To remedy this, we should make sure to select the World Miscellaneous region as our region and All Miscellaneous Countries as the country. Also search the Pacific Island region for each name when manually searching the IGI. For Hawaiian ancestors, we should try using the United States as the region. If our ancestor had a surname, we can use the Internet site of www.familysearch.org and choose a generic search. All regions of the IGI as well as Ancestral File and some other Internet sites will be searched. If our ancestor had only one name, this generic search is not available. The computer will ask us for a surname, and if we cannot supply one, the search will not be made.
The ancestor is part of an ancient royal line
If we go back far enough in island genealogy, the same ancestors belong to the Maori, Hawaiian, French Polynesian, Tongan, Samoan, and other island peoples. These same ancient ancestors’ names could be pronounced and spelled differently in Maori, Hawaiian, Samoan, Tongan, Tahitian, Rarotongan, or other languages, even though they are the same person. We do not need to do the temple work for the ancient island royalty as it has already been done numerous times.
The ordinances were done, but they do not appear on the IGI
Manual Processing Collections, 1949–1981.
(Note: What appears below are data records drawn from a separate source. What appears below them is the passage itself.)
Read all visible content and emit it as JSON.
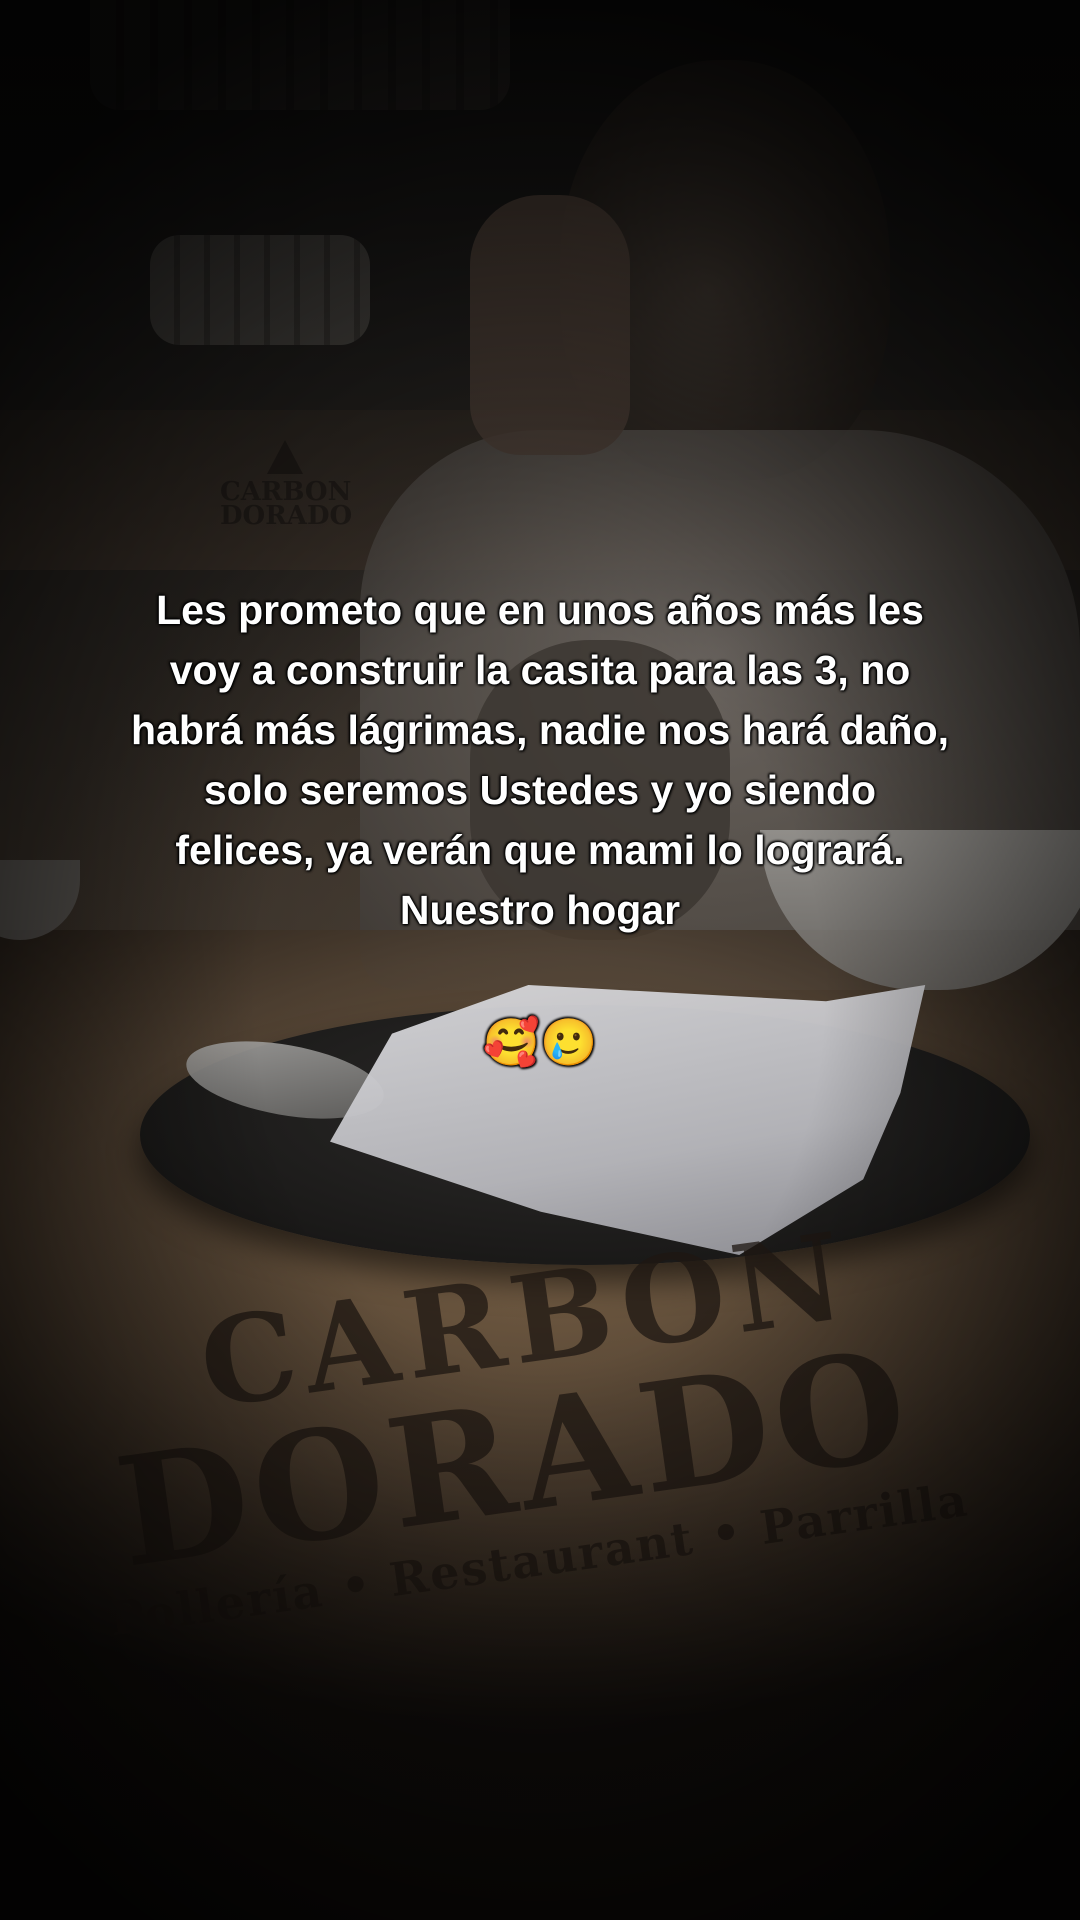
{
  "caption": {
    "lines": [
      "Les prometo que en unos años más les",
      "voy a construir la casita para las 3, no",
      "habrá más lágrimas, nadie nos hará daño,",
      "solo seremos Ustedes y yo siendo",
      "felices, ya verán que mami lo logrará.",
      "Nuestro hogar"
    ],
    "emoji": "🥰🥲"
  },
  "scene": {
    "booth_logo": [
      "CARBON",
      "DORADO"
    ],
    "table_logo": {
      "line1": "CARBON",
      "line2": "DORADO",
      "line3": "Pollería • Restaurant • Parrilla"
    }
  }
}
Before 1984, theIGI did not accommodate long names, people listed with only one name whose parents or grandparents were also listed with only one name, or estimated dates. Even though people with this type of information were not entered into the IGI, many had their temple ordinances performed, and that information was recorded manually on family group records. This special collection of family group records, called theManual Processing Collections, 1949–1981, has been microfilmed and stored in the Family History Library. Some of the names now appear on theIGI, but many do not.
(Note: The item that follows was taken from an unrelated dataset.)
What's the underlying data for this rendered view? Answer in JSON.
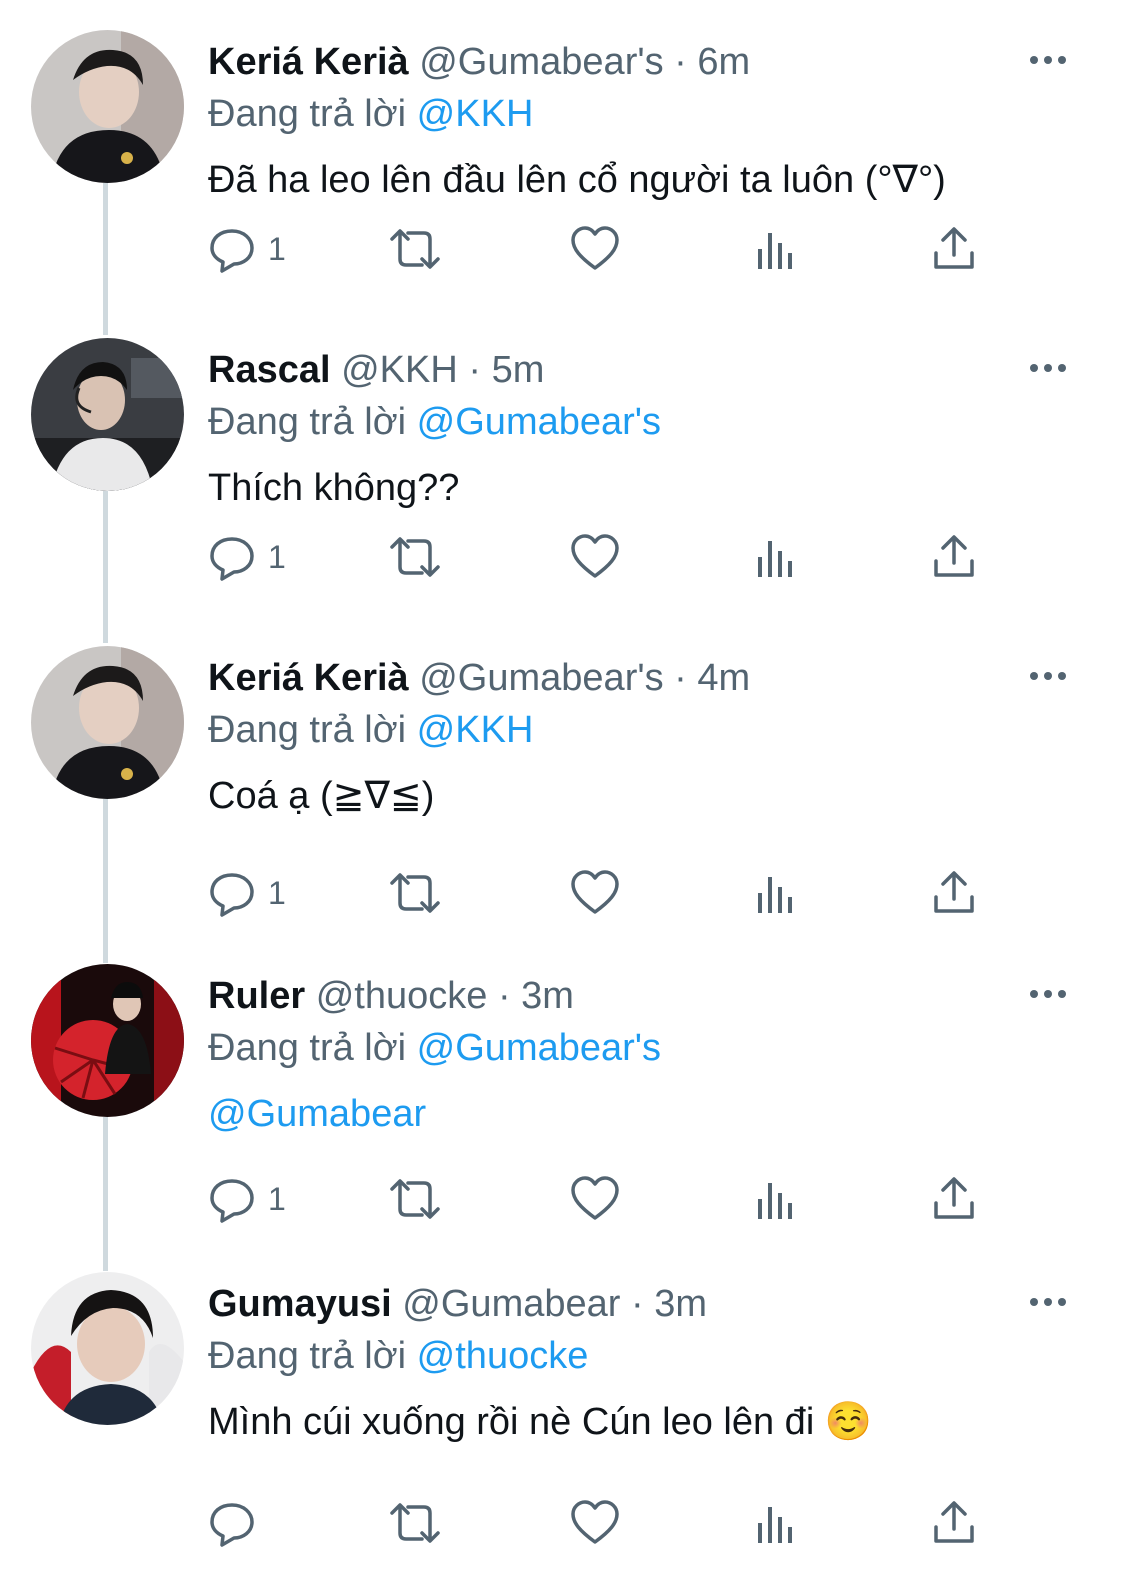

- We can view these microfilms at the Family History Library or order them from a family history center near us.
The microfilm is located in the US/Canada film area, with the call numbers going from 1553385 to 1553391 (7 rolls). These microfilms list people by the island they are from and then alphabetically by surname, more or less. There is no overall index, so we may need to browse through all of the films.
Note: Searching these records is a time-consuming process. However, it may be worthwhile to view these records since they may be written in our ancestors’ handwriting, and since they may provide us with additional information that we would not have had otherwise. Follow the Spirit when deciding whether or not to search these records.
Records processed manually after 1981.
There is also a collection of family group records, mainly of island people, that were processed manually for temple ordinances after 1981, and are not yet on the IGI.
- We can view these family group records by calling Debbie Latimer at the Family History Library in Salt Lake City.
Copying temple information onto our PAF files
When you put your PAF diskette into TempleReady, you can select the Update Records option.
The computer program will add to your files the ordinance information that matches the names and dates for ancestors on your records.
you can get better results by selecting families rather than individuals.